When your company's sales start falling, or your original brand and business model aren't enough to yield success, sometimes there aren't many options. You can close up shop and cut your losses, but most entrepreneurs are reluctant to leave their dreams behind and admit defeat.

Your best option is often undergoing a rebranding campaign, pivoting the company's products, image, or approach to meet the demands of a new demographic or to reset expectations for your company altogether.

Rebranding Examples

The best way to understand the power of rebranding is to look at examples of companies that have done it successfully in the past:

1. Lee. Now one of the most prominent jeans companies in the United States, Lee actually has a long--and eclectic--history. The company was established by Henry David Lee in 1889, and focused on the wholesale grocery industry.

Over the next few years, Lee transitioned to shipping perishable goods, but became unhappy with the inconsistent attire of his suppliers. To solve this need, Lee opened a new factory to produce and sell denim clothing, such as jackets and overalls.

With thriving sales throughout, Lee expanded throughout the 1960s, and pushed to become a more recognizable, approachable denim brand for mainstream consumers in the 70s, 80s, and 90s.

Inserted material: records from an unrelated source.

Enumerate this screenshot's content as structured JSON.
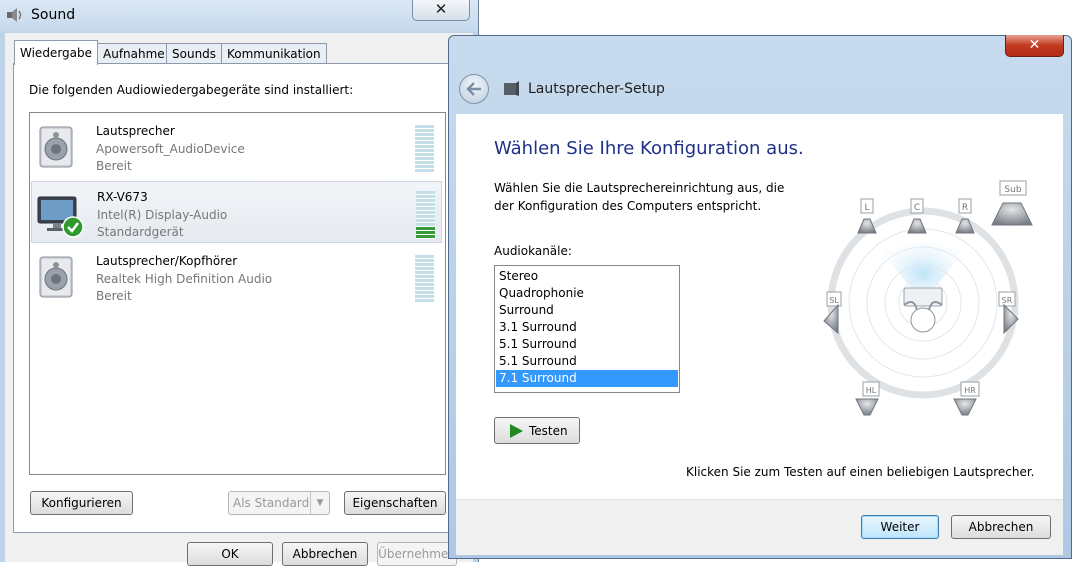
{
  "sound_window": {
    "title": "Sound",
    "close_glyph": "✕",
    "tabs": [
      {
        "label": "Wiedergabe",
        "active": true
      },
      {
        "label": "Aufnahme",
        "active": false
      },
      {
        "label": "Sounds",
        "active": false
      },
      {
        "label": "Kommunikation",
        "active": false
      }
    ],
    "installed_label": "Die folgenden Audiowiedergabegeräte sind installiert:",
    "devices": [
      {
        "name": "Lautsprecher",
        "driver": "Apowersoft_AudioDevice",
        "status": "Bereit",
        "icon": "speaker-icon",
        "selected": false,
        "default": false,
        "level": 0
      },
      {
        "name": "RX-V673",
        "driver": "Intel(R) Display-Audio",
        "status": "Standardgerät",
        "icon": "monitor-icon",
        "selected": true,
        "default": true,
        "level": 0.25
      },
      {
        "name": "Lautsprecher/Kopfhörer",
        "driver": "Realtek High Definition Audio",
        "status": "Bereit",
        "icon": "speaker-icon",
        "selected": false,
        "default": false,
        "level": 0
      }
    ],
    "buttons": {
      "configure": "Konfigurieren",
      "set_default": "Als Standard",
      "properties": "Eigenschaften",
      "ok": "OK",
      "cancel": "Abbrechen",
      "apply": "Übernehmen"
    }
  },
  "setup_dialog": {
    "title": "Lautsprecher-Setup",
    "close_glyph": "✕",
    "heading": "Wählen Sie Ihre Konfiguration aus.",
    "description_line1": "Wählen Sie die Lautsprechereinrichtung aus, die",
    "description_line2": "der Konfiguration des Computers entspricht.",
    "channels_label": "Audiokanäle:",
    "channels": [
      "Stereo",
      "Quadrophonie",
      "Surround",
      "3.1 Surround",
      "5.1 Surround",
      "5.1 Surround",
      "7.1 Surround"
    ],
    "selected_channel": "7.1 Surround",
    "test_button": "Testen",
    "hint": "Klicken Sie zum Testen auf einen beliebigen Lautsprecher.",
    "speaker_labels": [
      "L",
      "C",
      "R",
      "Sub",
      "SL",
      "SR",
      "HL",
      "HR"
    ],
    "next_button": "Weiter",
    "cancel_button": "Abbrechen"
  },
  "colors": {
    "selection": "#3399ff",
    "heading": "#1e3287",
    "close_red": "#c2391f"
  }
}
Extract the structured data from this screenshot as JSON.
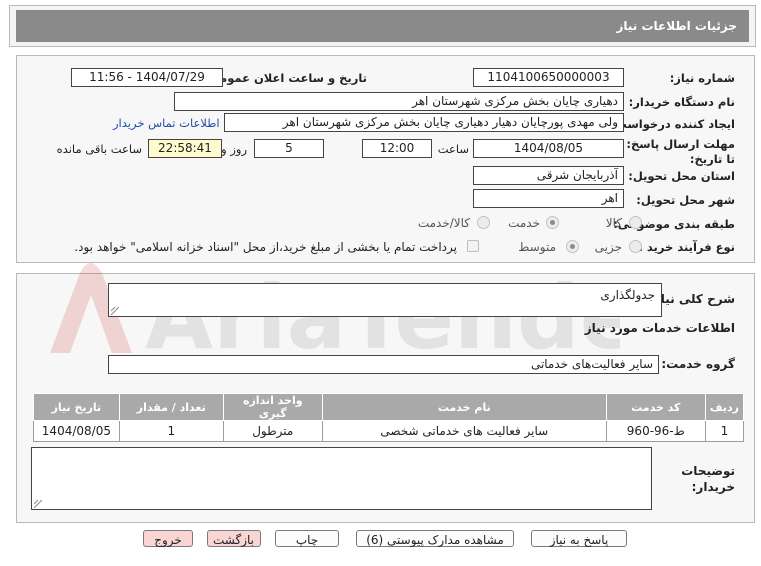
{
  "header": {
    "title": "جزئیات اطلاعات نیاز"
  },
  "form": {
    "need_number_label": "شماره نیاز:",
    "need_number": "1104100650000003",
    "announce_label": "تاریخ و ساعت اعلان عمومی:",
    "announce_value": "1404/07/29 - 11:56",
    "buyer_org_label": "نام دستگاه خریدار:",
    "buyer_org": "دهیاری چایان بخش مرکزی شهرستان اهر",
    "requester_label": "ایجاد کننده درخواست:",
    "requester": "ولی مهدی پورچایان دهیار دهیاری چایان بخش مرکزی شهرستان اهر",
    "contact_link": "اطلاعات تماس خریدار",
    "deadline_label": "مهلت ارسال پاسخ: تا تاریخ:",
    "deadline_date": "1404/08/05",
    "time_label": "ساعت",
    "deadline_time": "12:00",
    "days_value": "5",
    "days_label": "روز و",
    "remaining_time": "22:58:41",
    "remaining_label": "ساعت باقی مانده",
    "province_label": "استان محل تحویل:",
    "province": "آذربایجان شرقی",
    "city_label": "شهر محل تحویل:",
    "city": "اهر",
    "category_label": "طبقه بندی موضوعی:",
    "category_options": [
      "کالا",
      "خدمت",
      "کالا/خدمت"
    ],
    "category_selected": "خدمت",
    "process_label": "نوع فرآیند خرید :",
    "process_options": [
      "جزیی",
      "متوسط"
    ],
    "process_selected": "متوسط",
    "payment_note": "پرداخت تمام یا بخشی از مبلغ خرید،از محل \"اسناد خزانه اسلامی\" خواهد بود."
  },
  "description": {
    "label": "شرح کلی نیاز:",
    "value": "جدولگذاری"
  },
  "services": {
    "section_title": "اطلاعات خدمات مورد نیاز",
    "group_label": "گروه خدمت:",
    "group_value": "سایر فعالیت‌های خدماتی",
    "table_headers": [
      "ردیف",
      "کد خدمت",
      "نام خدمت",
      "واحد اندازه گیری",
      "تعداد / مقدار",
      "تاریخ نیاز"
    ],
    "rows": [
      [
        "1",
        "ط-96-960",
        "سایر فعالیت های خدماتی شخصی",
        "مترطول",
        "1",
        "1404/08/05"
      ]
    ]
  },
  "buyer_notes": {
    "label": "توضیحات خریدار:",
    "value": ""
  },
  "buttons": {
    "reply": "پاسخ به نیاز",
    "attachments": "مشاهده مدارک پیوستی (6)",
    "print": "چاپ",
    "back": "بازگشت",
    "exit": "خروج"
  },
  "watermark": {
    "text": "AriaTender.net"
  },
  "colors": {
    "header_bg": "#8a8a8a",
    "table_header_bg": "#a9a9a9",
    "highlight_box": "#fefccf",
    "link": "#1f4ea8",
    "danger_button": "#f9d5d5"
  }
}
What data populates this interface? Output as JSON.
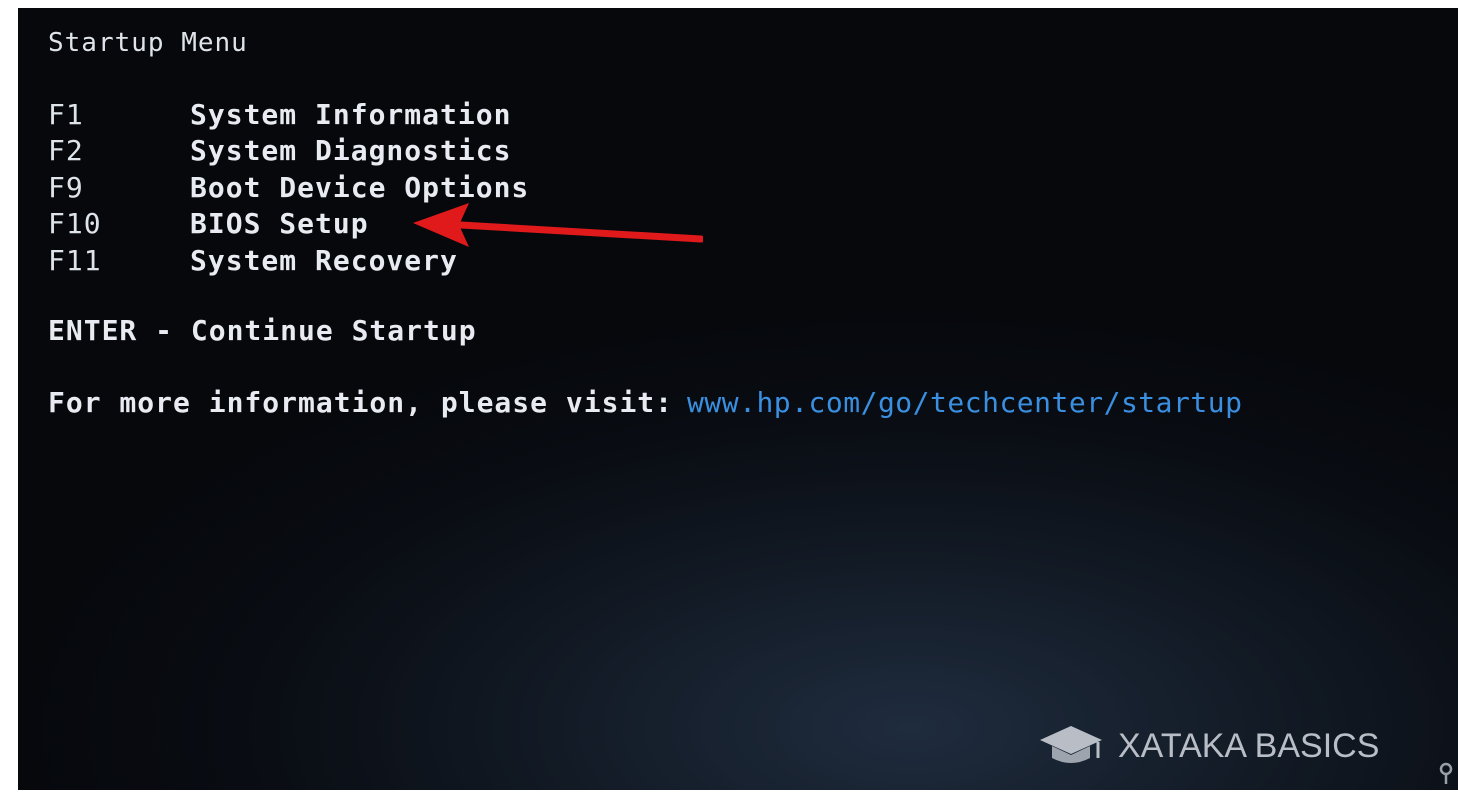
{
  "screen": {
    "title": "Startup Menu",
    "menu": [
      {
        "key": "F1",
        "label": "System Information"
      },
      {
        "key": "F2",
        "label": "System Diagnostics"
      },
      {
        "key": "F9",
        "label": "Boot Device Options"
      },
      {
        "key": "F10",
        "label": "BIOS Setup"
      },
      {
        "key": "F11",
        "label": "System Recovery"
      }
    ],
    "enter_line": "ENTER - Continue Startup",
    "info_text": "For more information, please visit:",
    "info_link": "www.hp.com/go/techcenter/startup"
  },
  "annotation": {
    "arrow_color": "#e0191b",
    "arrow_target": "BIOS Setup"
  },
  "watermark": {
    "text": "XATAKA BASICS",
    "icon": "graduation-cap-icon"
  },
  "colors": {
    "background": "#090c12",
    "text": "#e8ecf2",
    "link": "#3a8fe0"
  }
}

2. Old Spice. If you'd only heard about Old Spice before 2010, you might be forgiven for thinking of it as a brand for an older generation--back then, it was a brand largely unnoticed by young consumers. Then, in 2010, it launched an impressive rebranding campaign featuring a series of zany, nonsensical viral video advertisements meant specifically to appeal to younger audiences. Since then, sales among young consumers has skyrocketed, and people see Old Spice in an entirely different light.

3. PBR. Pabst Blue Ribbon is well-known as an inexpensive, blue-collar, Milwaukee lager favored by college students because of its cheapness and accessibility--that is, if you live in the United States.

Recently, PBR launched a new product line--and an entirely new brand--in China, where its Blue Ribbon 1844 brew sells for a whopping $44. China now represents the world's largest beer market, and has a particular taste for high-end alcoholic beverages; PBR saw the opportunity, though it deviated from their core brand, and invested in oak whiskey barrels to create a product that fit.

4. Target. If you only judge Target based on its current status as a yuppie haven for low-cost, yet high-quality goods, you might never guess that back in the 90s, it was seen as practically indistinguishable from other discount retailers like K-Mart or Wal-Mart. When it started facing stiffer competition, and realized it need to differentiate itself, Target started forging exclusive contracts with high-profile designers, and including more pared-down versions of designer apparel in its stores. Since then, Target's image has fundamentally changed, and its presence has exploded throughout the country.

5. Harley Davidson. Harley-Davidson always had a recognizable brand, but in the mid-1980s, the company was on the verge of going bankrupt. It was millions of dollars in debt, with little hope for long-term recovery. Instead of giving up, the company started investing more in the quality of its products, and soon built a reputation for reliability that helped restore its status as an industry leader.

Key Lessons

So what lessons can you learn from these examples?

  • Consider a new demographic. You don't have to stay with your original target demographic; sometimes, shifting your audience is all it takes to find success.
  • Don't be afraid of a dramatic overhaul. Going with a product or approach that's nearly opposite your original angle could be just what your company needs--even if it's a risky move.
  • Try to solve a true need. Focus your efforts on finding out what your prospective customers truly need--even if it means changing course.

Rebranding isn't right for every company, but when your back's against the wall, it's one of your best options to achieve escape velocity.

Learn from the successes of companies past, and don't be afraid to take a risk.